The conference lowlight reel started right out of the gate, when Penn State needed overtime to hold off an Appalachian State rally on opening weekend. Later that night, Michigan traveled to South Bend, Indiana, and showed no signs of growth offensively, managing just 307 total yards, one offensive touchdown and a pair of turnovers in an uninspired 24-17 loss to Notre Dame.
A week later, Michigan State fell on the road to an unranked and underdog Arizona State team, Northwestern got clobbered by basketball-school Duke and Nebraska was out-hustled by Colorado.
But the floor bottomed out last week when Wisconsin lost to BYU, at home, as 23.5-point favorites. Then there was Rutgers losing by 41 to the Kansas Jayhawks. Maryland, Nebraska, Illinois, Iowa and Northwestern all lost to unranked opponents as well.
Is the Big Ten this bad?

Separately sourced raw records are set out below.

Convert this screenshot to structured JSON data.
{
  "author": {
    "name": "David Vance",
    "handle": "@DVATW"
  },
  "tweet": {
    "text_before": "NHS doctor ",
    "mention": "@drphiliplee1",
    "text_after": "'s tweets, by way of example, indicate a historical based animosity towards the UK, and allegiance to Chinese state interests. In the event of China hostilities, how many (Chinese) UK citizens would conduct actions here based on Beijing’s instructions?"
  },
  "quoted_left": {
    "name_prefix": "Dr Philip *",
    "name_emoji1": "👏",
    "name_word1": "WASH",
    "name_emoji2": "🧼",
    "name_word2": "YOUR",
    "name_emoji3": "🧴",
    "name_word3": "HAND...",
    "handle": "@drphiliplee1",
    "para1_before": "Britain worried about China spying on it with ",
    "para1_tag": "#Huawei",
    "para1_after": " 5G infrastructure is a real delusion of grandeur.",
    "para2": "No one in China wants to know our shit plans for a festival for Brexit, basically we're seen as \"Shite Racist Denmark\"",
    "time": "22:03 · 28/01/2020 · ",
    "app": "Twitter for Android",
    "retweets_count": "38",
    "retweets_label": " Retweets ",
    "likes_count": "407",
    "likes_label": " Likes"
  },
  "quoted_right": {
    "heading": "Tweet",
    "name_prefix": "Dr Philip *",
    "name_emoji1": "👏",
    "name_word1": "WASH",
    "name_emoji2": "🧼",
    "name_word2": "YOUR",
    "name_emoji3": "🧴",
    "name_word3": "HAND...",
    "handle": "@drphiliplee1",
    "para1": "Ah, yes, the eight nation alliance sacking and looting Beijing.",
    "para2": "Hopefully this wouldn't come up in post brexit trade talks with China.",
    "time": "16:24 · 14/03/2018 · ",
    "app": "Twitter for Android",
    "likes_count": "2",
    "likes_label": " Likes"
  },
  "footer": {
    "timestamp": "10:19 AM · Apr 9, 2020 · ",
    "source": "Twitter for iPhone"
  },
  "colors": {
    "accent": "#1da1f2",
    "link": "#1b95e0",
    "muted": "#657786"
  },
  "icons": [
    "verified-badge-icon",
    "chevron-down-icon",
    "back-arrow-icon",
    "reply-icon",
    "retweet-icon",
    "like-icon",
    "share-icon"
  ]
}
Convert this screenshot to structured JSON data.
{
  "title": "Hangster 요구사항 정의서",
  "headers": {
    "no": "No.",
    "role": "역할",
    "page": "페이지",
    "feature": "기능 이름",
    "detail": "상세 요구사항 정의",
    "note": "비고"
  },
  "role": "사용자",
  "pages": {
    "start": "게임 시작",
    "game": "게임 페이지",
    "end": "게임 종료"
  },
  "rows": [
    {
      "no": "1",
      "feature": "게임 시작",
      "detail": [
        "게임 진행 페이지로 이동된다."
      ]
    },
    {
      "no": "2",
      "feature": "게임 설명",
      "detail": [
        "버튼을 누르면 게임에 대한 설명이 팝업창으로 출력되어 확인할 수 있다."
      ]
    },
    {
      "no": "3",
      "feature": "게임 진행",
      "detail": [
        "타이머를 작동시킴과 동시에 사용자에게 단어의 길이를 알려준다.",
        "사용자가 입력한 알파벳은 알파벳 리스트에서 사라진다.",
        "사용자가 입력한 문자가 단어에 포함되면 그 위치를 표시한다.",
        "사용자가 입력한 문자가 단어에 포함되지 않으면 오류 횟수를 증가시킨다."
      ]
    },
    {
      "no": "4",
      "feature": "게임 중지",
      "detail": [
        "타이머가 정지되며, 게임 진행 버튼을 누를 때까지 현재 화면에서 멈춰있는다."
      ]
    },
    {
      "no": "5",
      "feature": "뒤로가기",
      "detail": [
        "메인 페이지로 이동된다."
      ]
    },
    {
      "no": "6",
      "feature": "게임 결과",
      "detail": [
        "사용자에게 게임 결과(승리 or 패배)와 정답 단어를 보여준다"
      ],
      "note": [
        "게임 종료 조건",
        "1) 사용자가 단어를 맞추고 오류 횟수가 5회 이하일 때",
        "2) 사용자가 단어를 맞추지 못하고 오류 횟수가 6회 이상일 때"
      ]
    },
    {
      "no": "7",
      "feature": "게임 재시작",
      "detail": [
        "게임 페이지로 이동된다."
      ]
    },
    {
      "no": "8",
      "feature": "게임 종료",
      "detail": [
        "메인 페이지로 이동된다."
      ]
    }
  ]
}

And if it is, what does that mean for Ohio State and its playoff aspirations?
There's reason to hope the league is better than its showing through three weeks. After the scare against Appalachian State, the Nittany Lions have averaged 49-point wins against Pitt and Kent State, neither of which are the breezy pushovers their names would suggest.
Michigan's offensive line is an absolute mess, but there's a sense of competence developing at the quarterback position that suggests the Wolverines could be slowly discovering their identity. That defense, too, is legitimate.
Michigan State is always balancing on a tightrope walk where falling to one side leads to total collapse, while stumbling over the other side results in an inexplicable 11-win season — because that's how logic works in whatever universe Jim Bollman operates in.
And then there are the pleasant surprises. P.J. Fleck has his Minnesota team rowing to an unbeaten start, albeit against non-stellar competition. Indiana has also navigated its schedule unscathed, with a notable win over Virginia in Week 2.
So while the league has its bruises to show after three weeks, it doesn't look as bad as it seems on the surface.
The Big Ten still has, at very least, a pair of College Football Playoff contenders remaining, and that's more than you can say for the ACC, Big 12 and Pac 12. And coincidentally, those two teams meet next week when Ohio State travels to Happy Valley for its primetime matchup against Penn State.
And despite their early losses, the Badgers, Spartans and Wolverines are still in the playoff race — they're just at the back of the pack and in need of a surge.
In short, it's too early to panic about the Big Ten's slow start. While troubling, the league still boasts five Top 25 teams and the middle-of-the-pack squads look solid. The ACC, Big 12 and Pac 12 each have just three teams in the Top 25.
So if the Buckeyes continue to take care of business, it's hard to imagine the Big Ten being left out of the playoff for a second consecutive season.